[Start of section]

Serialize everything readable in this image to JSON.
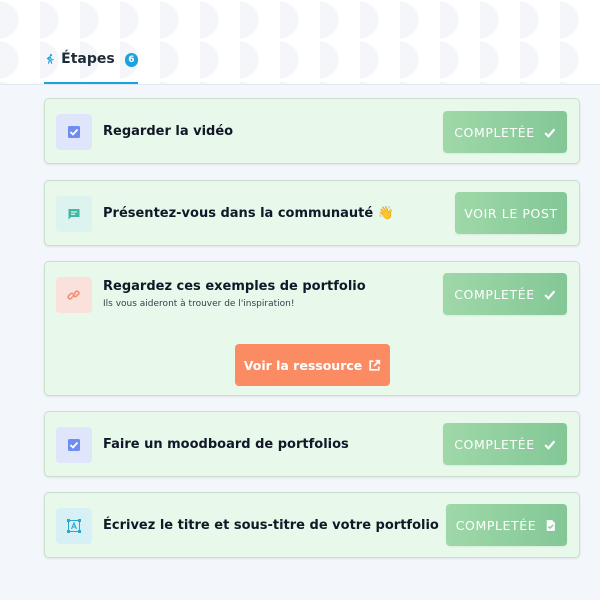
{
  "tab": {
    "label": "Étapes",
    "count": "6",
    "icon": "running-person-icon",
    "accent": "#1aa3dd"
  },
  "steps": [
    {
      "title": "Regarder la vidéo",
      "icon": "checkbox-icon",
      "button_label": "COMPLETÉE",
      "button_icon": "check-icon"
    },
    {
      "title": "Présentez-vous dans la communauté 👋",
      "icon": "chat-bubble-icon",
      "button_label": "VOIR LE POST"
    },
    {
      "title": "Regardez ces exemples de portfolio",
      "subtitle": "Ils vous aideront à trouver de l'inspiration!",
      "icon": "link-icon",
      "button_label": "COMPLETÉE",
      "button_icon": "check-icon",
      "resource_label": "Voir la ressource",
      "resource_icon": "external-link-icon"
    },
    {
      "title": "Faire un moodboard de portfolios",
      "icon": "checkbox-icon",
      "button_label": "COMPLETÉE",
      "button_icon": "check-icon"
    },
    {
      "title": "Écrivez le titre et sous-titre de votre portfolio",
      "icon": "text-frame-icon",
      "button_label": "COMPLETÉE",
      "button_icon": "document-icon"
    }
  ],
  "colors": {
    "card_bg": "#e8f8ea",
    "button_green": "#8fcf9e",
    "button_orange": "#fa8b63"
  }
}
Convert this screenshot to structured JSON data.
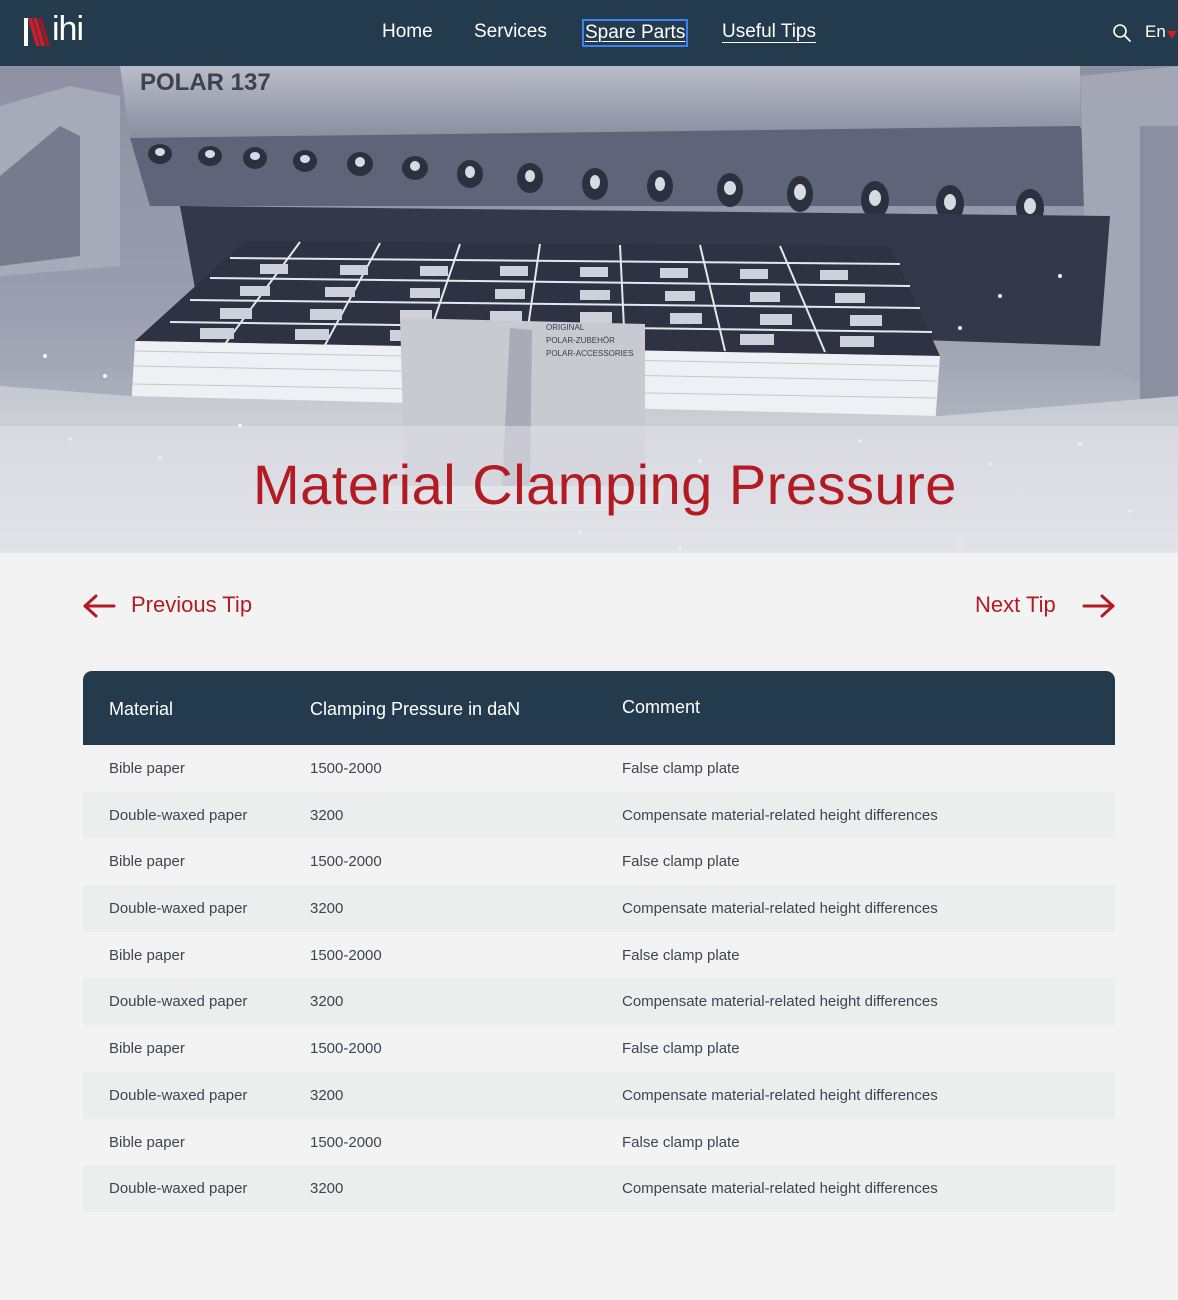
{
  "header": {
    "logo_text": "ihi",
    "nav": [
      {
        "label": "Home"
      },
      {
        "label": "Services"
      },
      {
        "label": "Spare Parts"
      },
      {
        "label": "Useful Tips"
      }
    ],
    "language": "En",
    "colors": {
      "bar": "#243b4e",
      "accent": "#c8202a"
    }
  },
  "hero": {
    "machine_label": "POLAR 137",
    "plate_lines": [
      "ORIGINAL",
      "POLAR-ZUBEHÖR",
      "POLAR-ACCESSORIES"
    ],
    "title": "Material Clamping Pressure"
  },
  "tip_nav": {
    "previous": "Previous Tip",
    "next": "Next Tip"
  },
  "table": {
    "headers": [
      "Material",
      "Clamping Pressure in daN",
      "Comment"
    ],
    "rows": [
      [
        "Bible paper",
        "1500-2000",
        "False clamp plate"
      ],
      [
        "Double-waxed paper",
        "3200",
        "Compensate material-related height differences"
      ],
      [
        "Bible paper",
        "1500-2000",
        "False clamp plate"
      ],
      [
        "Double-waxed paper",
        "3200",
        "Compensate material-related height differences"
      ],
      [
        "Bible paper",
        "1500-2000",
        "False clamp plate"
      ],
      [
        "Double-waxed paper",
        "3200",
        "Compensate material-related height differences"
      ],
      [
        "Bible paper",
        "1500-2000",
        "False clamp plate"
      ],
      [
        "Double-waxed paper",
        "3200",
        "Compensate material-related height differences"
      ],
      [
        "Bible paper",
        "1500-2000",
        "False clamp plate"
      ],
      [
        "Double-waxed paper",
        "3200",
        "Compensate material-related height differences"
      ]
    ]
  }
}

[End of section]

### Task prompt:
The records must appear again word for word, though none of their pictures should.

### Result for this exercise:
Serialize everything readable in this image to JSON.
{
  "tab": {
    "label": "Étapes",
    "count": "6",
    "icon": "running-person-icon",
    "accent": "#1aa3dd"
  },
  "steps": [
    {
      "title": "Regarder la vidéo",
      "icon": "checkbox-icon",
      "button_label": "COMPLETÉE",
      "button_icon": "check-icon"
    },
    {
      "title": "Présentez-vous dans la communauté 👋",
      "icon": "chat-bubble-icon",
      "button_label": "VOIR LE POST"
    },
    {
      "title": "Regardez ces exemples de portfolio",
      "subtitle": "Ils vous aideront à trouver de l'inspiration!",
      "icon": "link-icon",
      "button_label": "COMPLETÉE",
      "button_icon": "check-icon",
      "resource_label": "Voir la ressource",
      "resource_icon": "external-link-icon"
    },
    {
      "title": "Faire un moodboard de portfolios",
      "icon": "checkbox-icon",
      "button_label": "COMPLETÉE",
      "button_icon": "check-icon"
    },
    {
      "title": "Écrivez le titre et sous-titre de votre portfolio",
      "icon": "text-frame-icon",
      "button_label": "COMPLETÉE",
      "button_icon": "document-icon"
    }
  ],
  "colors": {
    "card_bg": "#e8f8ea",
    "button_green": "#8fcf9e",
    "button_orange": "#fa8b63"
  }
}
Convert this screenshot to structured JSON data.
{
  "header": {
    "logo_text": "ihi",
    "nav": [
      {
        "label": "Home"
      },
      {
        "label": "Services"
      },
      {
        "label": "Spare Parts"
      },
      {
        "label": "Useful Tips"
      }
    ],
    "language": "En",
    "colors": {
      "bar": "#243b4e",
      "accent": "#c8202a"
    }
  },
  "hero": {
    "machine_label": "POLAR 137",
    "plate_lines": [
      "ORIGINAL",
      "POLAR-ZUBEHÖR",
      "POLAR-ACCESSORIES"
    ],
    "title": "Material Clamping Pressure"
  },
  "tip_nav": {
    "previous": "Previous Tip",
    "next": "Next Tip"
  },
  "table": {
    "headers": [
      "Material",
      "Clamping Pressure in daN",
      "Comment"
    ],
    "rows": [
      [
        "Bible paper",
        "1500-2000",
        "False clamp plate"
      ],
      [
        "Double-waxed paper",
        "3200",
        "Compensate material-related height differences"
      ],
      [
        "Bible paper",
        "1500-2000",
        "False clamp plate"
      ],
      [
        "Double-waxed paper",
        "3200",
        "Compensate material-related height differences"
      ],
      [
        "Bible paper",
        "1500-2000",
        "False clamp plate"
      ],
      [
        "Double-waxed paper",
        "3200",
        "Compensate material-related height differences"
      ],
      [
        "Bible paper",
        "1500-2000",
        "False clamp plate"
      ],
      [
        "Double-waxed paper",
        "3200",
        "Compensate material-related height differences"
      ],
      [
        "Bible paper",
        "1500-2000",
        "False clamp plate"
      ],
      [
        "Double-waxed paper",
        "3200",
        "Compensate material-related height differences"
      ]
    ]
  }
}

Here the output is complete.